Neither Grove's diagnosis nor his proposed solutions will persuade those who are convinced that protectionism of any kind is folly. I am not entirely convinced myself, and suspect that he may be underestimating the likelihood (and consequences) of cascading retaliatory actions and a collapse in international trade. But the argument must be taken seriously, and anyone opposed to his proposals really ought to come up with some alternatives of their own.
Update (7/4). In an email (posted with permission) Yves adds:
On the one hand, you are right, any move towards protectionism (or even permitted-within-WTO pushback against mercantilist trade partners) could very quickly get ugly. But the flip side is I wonder if we have a level of global integration that is inherently unstable (both for Rodrik trilemma reasons, international economic integration with insufficient government oversight creates political problems, plus the Reinhart/Rogoff finding that high levels of international capital flows are associated with financial crises). If so, we may have a short run (messiness of reconfiguration) v. long term (costs of really big financial crises) tradeoff.
This is a good point. The purpose of my post was to highlight Grove's analysis of the symbiotic relationship between innovation and scaling (which I think is both interesting and valid), and to challenge those who are opposed to his reform proposals to explain how they would deal with the situation in which we find ourselves. Passive tolerance of mass unemployment, widening income inequality, and withering innovative capacity is not an option.
Update (7/4). Tyler Cowen is predictably dismissive of Grove's article, but (less predictably) seems not to have read it very closely. What Grove means by scaling is the process by means of which "technology goes from prototype to mass production" as companies "work out design details, figure out how to make things affordably, build factories, and hire people by the thousands." This is not about increasing returns to scale as economists normally use the term (declining average costs as a function of output). So Tyler's claim that "at best, given the logic of [Grove's] argument, this would imply a tax only on the increasing returns industries" is not correct. And I cannot imagine what he means when he says that the "big exporting success these days is Germany, which has less "scale" than does the United States." Less scale in what sense? Population or per-capita income differences between the two countries are entirely irrelevant here. Is he trying to say that Germany engages in less scaling (and hence more offshoring) than does the United States? This would be relevant, but is empirically dubious.

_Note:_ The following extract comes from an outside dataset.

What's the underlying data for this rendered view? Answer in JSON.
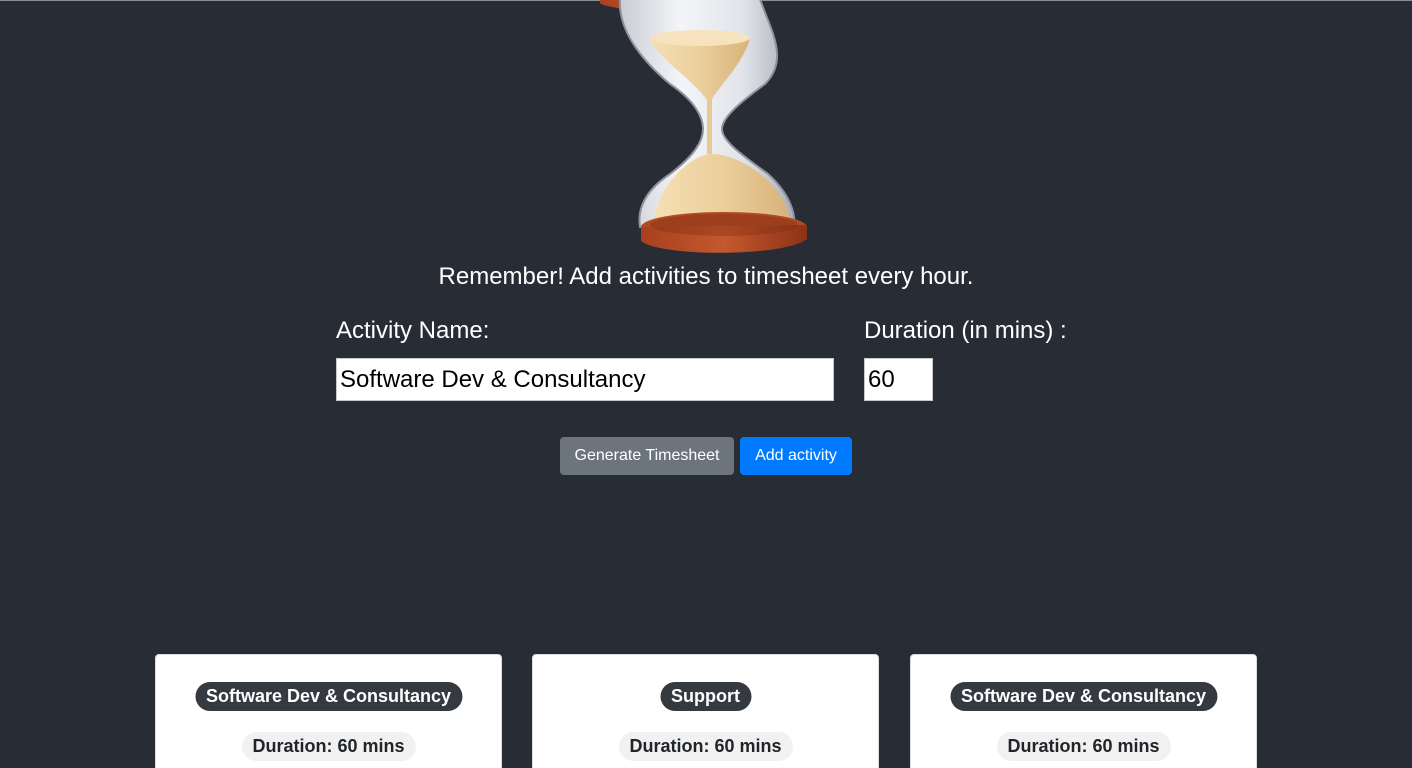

Like Tyler, I am not convinced that Grove's policy proposals are wise. But his analysis of the relationship between innovation and scaling and the need for a policy response really does deserve to be read with more care.
I am not convinced either, but the problem of where good jobs will come from in the future is an important concern. If the new jobs that are created are not as good, on average, as the jobs being lost, anything could happen.